Memphis sanitation workers stayed off the job starting January 12, 1968 in a strike that lasted for nine weeks. This was the strike that brought Dr. Martin Luther King Jr. to Memphis, Tennessee, where he was assassinated on April 4 of that year.
Urbanization and mechanization, and all the downsides they brought with them, had continued in Great Britain in the years since the Luddite Rebellion. In response, a radical group plotted to assassinate the Prime Minister's entire cabinet.
Fishing plays vital role in the culture and economy of both the United Kingdom and Iceland. A dispute between the countries over fishing territory started off with cordial tone, and then escalated into a serious conflict.
The London Match Girls Strike of 1888 was an important labor rights event in Britain. Women working in a match factory took a stand against hazardous and unfair working conditions, and impacted organized labor in the process.
For parts of the 20th century, the U.S. and Mexico had agreements in place allowing, and even encouraging, Mexican nationals to enter the U.S. to perform agricultural work and other labor in the American Southwest.
One of the worst mining tragedies in history, the explosion that sent fire through the Courrières mine tunnels claimed more than a thousand lives. It also created awareness of dangerous issues in mines that hadn't received much focus up to that point.
In 1921, coal miners fed up with unfair labor practices and exploitation took up arms against their employers. The resulting conflict lasted five days and has been called the biggest armed uprising on U.S. soil since the Civil War.
The Brotherhood of Sleeping Car Porters became the first African-American labor union to be recognized by the American Federation of Labor. What started as a campaign for more money and better treatment became an important force for social change.
The Luddite uprising was a series of protests in northern England, in which workers smashed machines in mills and factories. This wasn't the first organized violence against mechanization, but Luddites are the most infamous of all the machine-breakers.

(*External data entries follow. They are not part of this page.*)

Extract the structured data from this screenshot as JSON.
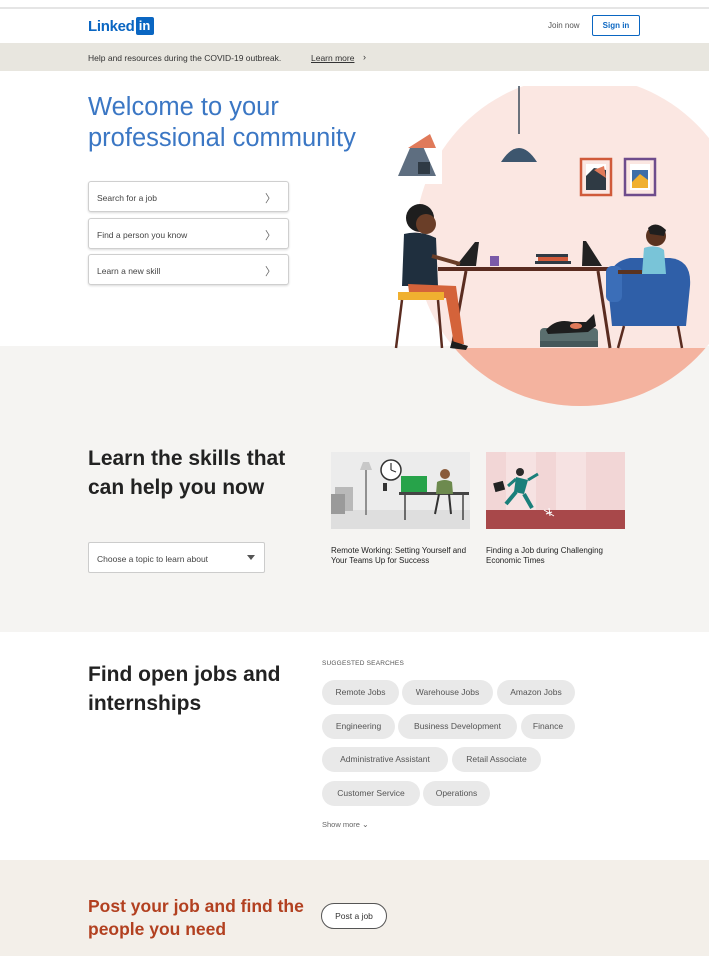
{
  "header": {
    "logo_text": "Linked",
    "logo_in": "in",
    "join_label": "Join now",
    "signin_label": "Sign in"
  },
  "banner": {
    "text": "Help and resources during the COVID-19 outbreak.",
    "link": "Learn more"
  },
  "hero": {
    "title": "Welcome to your professional community",
    "options": [
      {
        "label": "Search for a job"
      },
      {
        "label": "Find a person you know"
      },
      {
        "label": "Learn a new skill"
      }
    ]
  },
  "learn": {
    "title": "Learn the skills that can help you now",
    "select_label": "Choose a topic to learn about",
    "courses": [
      {
        "caption": "Remote Working: Setting Yourself and Your Teams Up for Success"
      },
      {
        "caption": "Finding a Job during Challenging Economic Times"
      }
    ]
  },
  "jobs": {
    "title": "Find open jobs and internships",
    "suggested_label": "SUGGESTED SEARCHES",
    "pills": [
      "Remote Jobs",
      "Warehouse Jobs",
      "Amazon Jobs",
      "Engineering",
      "Business Development",
      "Finance",
      "Administrative Assistant",
      "Retail Associate",
      "Customer Service",
      "Operations"
    ],
    "show_more": "Show more"
  },
  "post": {
    "title": "Post your job and find the people you need",
    "button": "Post a job"
  },
  "colors": {
    "brand": "#0a66c2",
    "hero_title": "#3b77c4",
    "post_title": "#b24020",
    "banner_bg": "#e8e6df",
    "learn_bg": "#f5f4f2",
    "post_bg": "#f3efe9"
  }
}
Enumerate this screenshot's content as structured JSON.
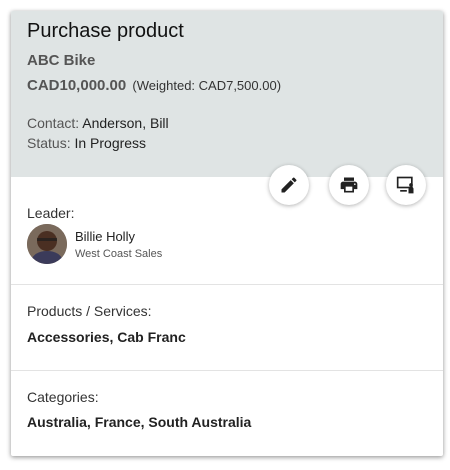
{
  "card": {
    "title": "Purchase product",
    "product": "ABC Bike",
    "amount": "CAD10,000.00",
    "weighted": "(Weighted: CAD7,500.00)",
    "contact_label": "Contact: ",
    "contact_value": "Anderson, Bill",
    "status_label": "Status: ",
    "status_value": "In Progress"
  },
  "actions": {
    "edit_icon": "pencil-icon",
    "print_icon": "printer-icon",
    "present_icon": "presentation-icon"
  },
  "leader": {
    "label": "Leader:",
    "name": "Billie Holly",
    "team": "West Coast Sales"
  },
  "products": {
    "label": "Products / Services:",
    "value": "Accessories, Cab Franc"
  },
  "categories": {
    "label": "Categories:",
    "value": "Australia, France, South Australia"
  },
  "colors": {
    "header_bg": "#dfe4e4",
    "card_bg": "#ffffff"
  }
}
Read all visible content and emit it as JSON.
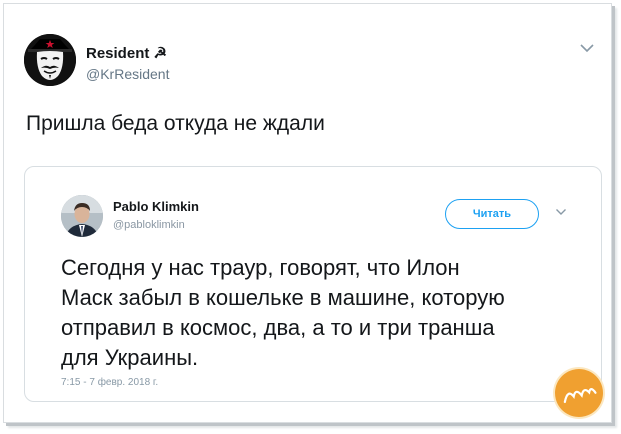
{
  "tweet": {
    "author_name": "Resident ☭",
    "author_handle": "@KrResident",
    "text": "Пришла беда откуда не ждали"
  },
  "quoted_tweet": {
    "author_name": "Pablo Klimkin",
    "author_handle": "@pabloklimkin",
    "follow_label": "Читать",
    "text": "Сегодня у нас траур, говорят, что Илон\nМаск забыл в кошельке в машине, которую\nотправил в космос, два, а то и три транша\nдля Украины.",
    "timestamp": "7:15 - 7 февр. 2018 г."
  },
  "icons": {
    "menu": "chevron-down-icon"
  },
  "colors": {
    "accent": "#1da1f2",
    "text": "#14171a",
    "muted": "#657786",
    "border": "#d8dee2",
    "watermark": "#f0a030"
  }
}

Between in 1917, hundreds of women got jobs applying radium-treated paint to various products. Many experienced severe health problems. Five former workers decided to sue the U.S. Radium corporation, and faced a campaign of misinformation.